Hound’s Tree wines will be more contemporary, says Rosanelli, who is forever adding to his education. “I can’t think of the last time I read a book that wasn’t about wine,” he says, adding that the latest is on North American pinot noirs, which he intends to graft onto current vines in the spring. The idea is to use techniques from Apolloni Vineyards to make the pinot noir, which is known to be difficult to grow. “At the end of the day it’s not rocket science,” he says. “But it is nuanced.”
To try the new wines, go to the tasting room, or check out the website. There’s a merlot, cab franc and cabernet sauvignon, all 2015s and $28. The 2015 Estate Chardonnay is $24; the 2015 rosé is $22.
Hound’s Tree is another name for a dogwood tree, which is known for its hard, polishable wood. Rosanelli was charmed by the name.
He also learned a lot from the tasting of back vintages of Sherwood House at the dinner. “It’s an interesting perspective to have, when thinking about the winemaking going forward,” he says. To finish the meal guests were served a glass of the Sherwood House brandy and taste a Hound’s Tree Reserve blend from the barrel. This wine had followed two vintages of Sherwood Manor, their red blend, from 2008 and 2010. “These are wines you want to go back to,” said Martin as he poured them. “There’s quality, and the distinction of the specific flavors of the estate.”
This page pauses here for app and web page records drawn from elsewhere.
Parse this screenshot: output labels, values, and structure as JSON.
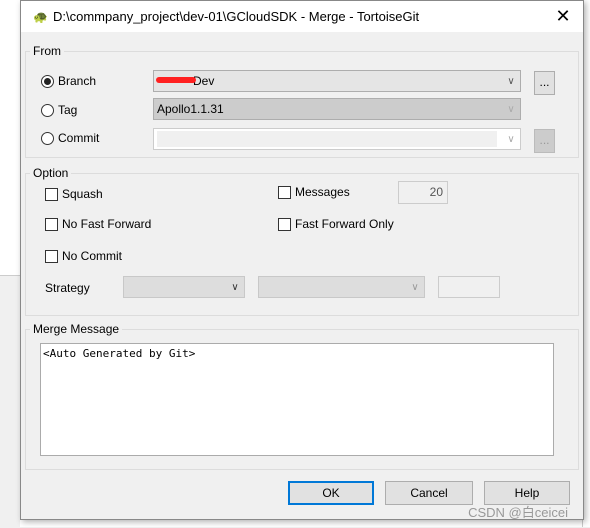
{
  "window": {
    "title": "D:\\commpany_project\\dev-01\\GCloudSDK - Merge - TortoiseGit",
    "close": "✕"
  },
  "from": {
    "legend": "From",
    "branch": {
      "label": "Branch",
      "value": "Dev",
      "selected": true,
      "browse": "..."
    },
    "tag": {
      "label": "Tag",
      "value": "Apollo1.1.31",
      "selected": false
    },
    "commit": {
      "label": "Commit",
      "value": "",
      "selected": false,
      "browse": "..."
    }
  },
  "option": {
    "legend": "Option",
    "squash": "Squash",
    "messages": "Messages",
    "messages_count": "20",
    "no_fast_forward": "No Fast Forward",
    "fast_forward_only": "Fast Forward Only",
    "no_commit": "No Commit",
    "strategy": "Strategy"
  },
  "merge_message": {
    "legend": "Merge Message",
    "value": "<Auto Generated by Git>"
  },
  "buttons": {
    "ok": "OK",
    "cancel": "Cancel",
    "help": "Help"
  },
  "watermark": "CSDN @白ceicei",
  "colors": {
    "accent": "#0078d7",
    "redaction": "#ff2020"
  }
}
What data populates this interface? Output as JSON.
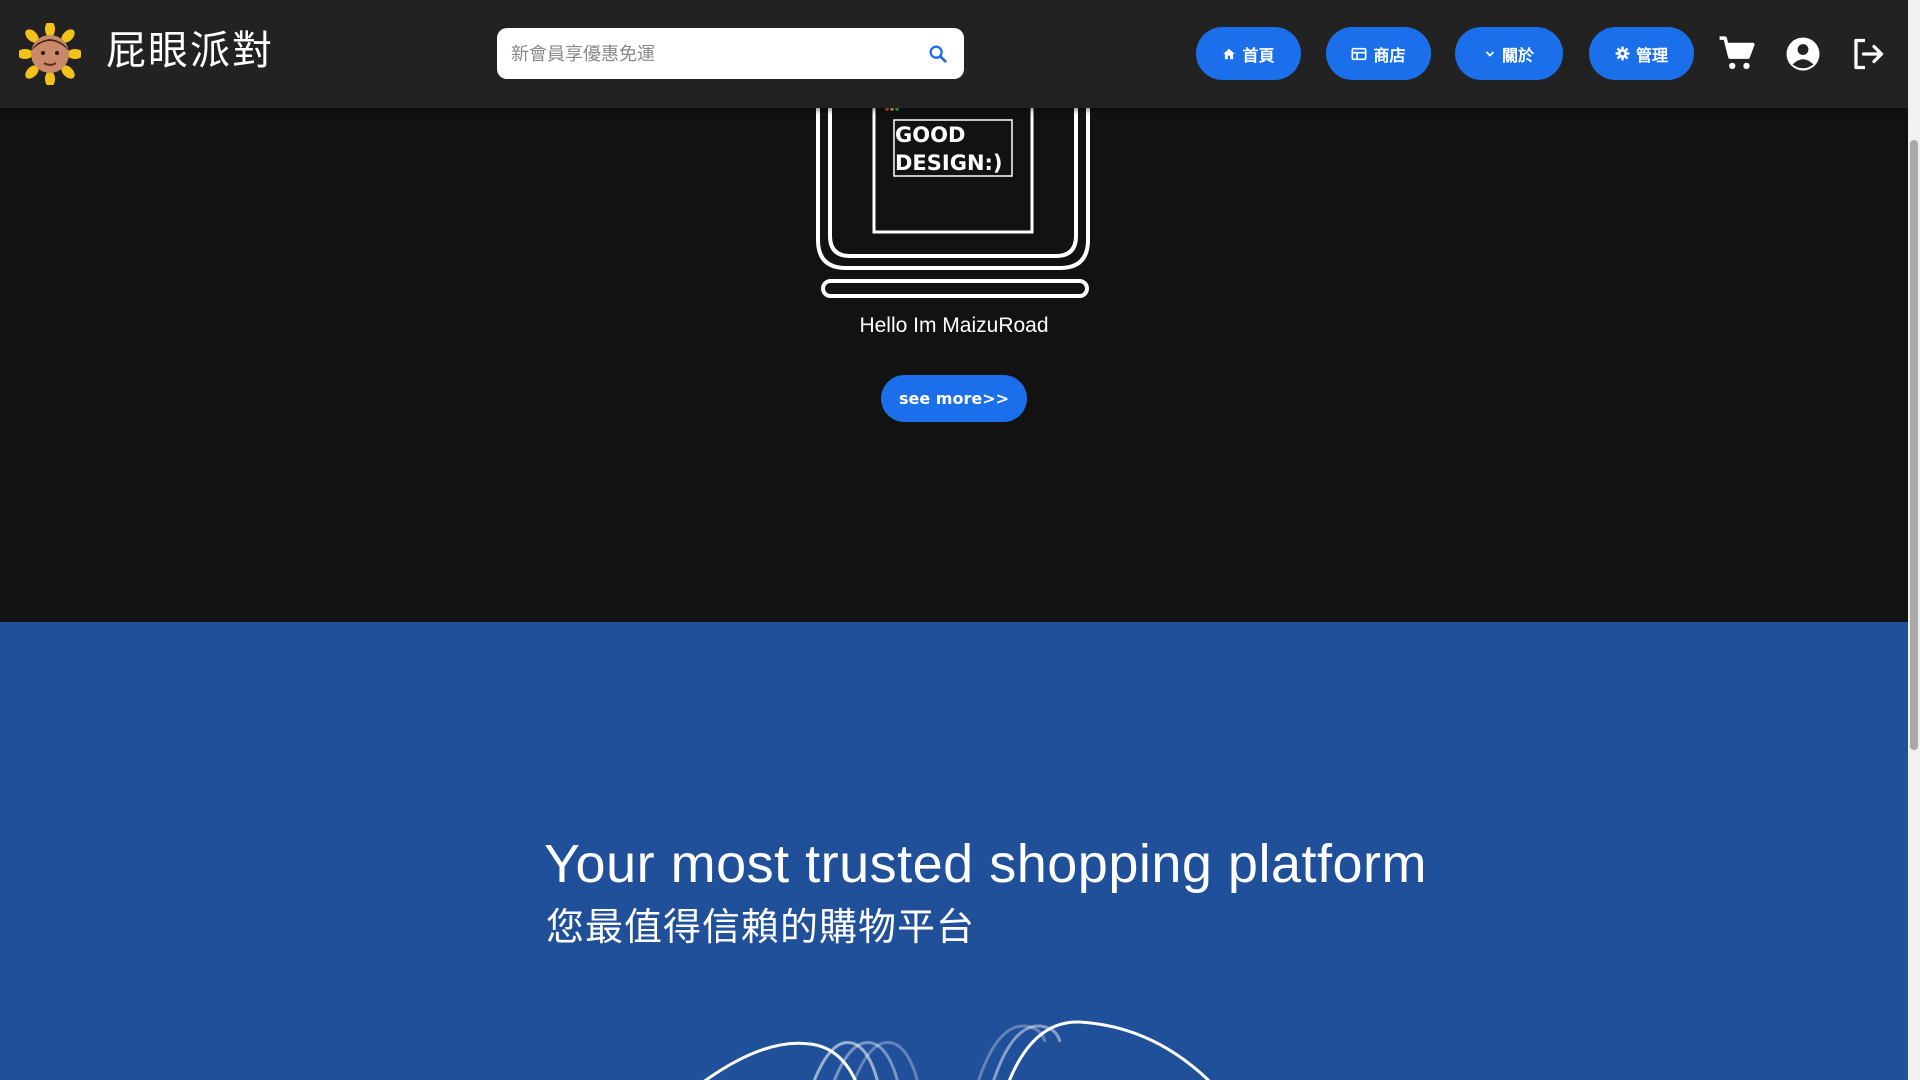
{
  "header": {
    "brand_name": "屁眼派對",
    "logo_icon": "sunflower-avatar-logo",
    "search": {
      "placeholder": "新會員享優惠免運",
      "value": "",
      "icon": "search-icon"
    },
    "nav": {
      "home_label": "首頁",
      "shop_label": "商店",
      "about_label": "關於",
      "admin_label": "管理"
    },
    "icons": [
      "cart-icon",
      "account-icon",
      "logout-icon"
    ]
  },
  "hero": {
    "laptop_screen_text_line1": "GOOD",
    "laptop_screen_text_line2": "DESIGN:)",
    "greeting": "Hello Im MaizuRoad",
    "see_more_label": "see more>>"
  },
  "trust_section": {
    "title_en": "Your most trusted shopping platform",
    "title_zh": "您最值得信賴的購物平台"
  },
  "colors": {
    "accent": "#1c6fea",
    "header_bg": "#222222",
    "hero_bg": "#121212",
    "section_bg": "#21509a"
  }
}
Rosanelli nodded. “I’m ready to experiment,” he says. “Winemaking is a lot of trials, where we taste different techniques, yeasts, fermentations next to each other to see what’s best. But I like it; I’m experimentally minded.”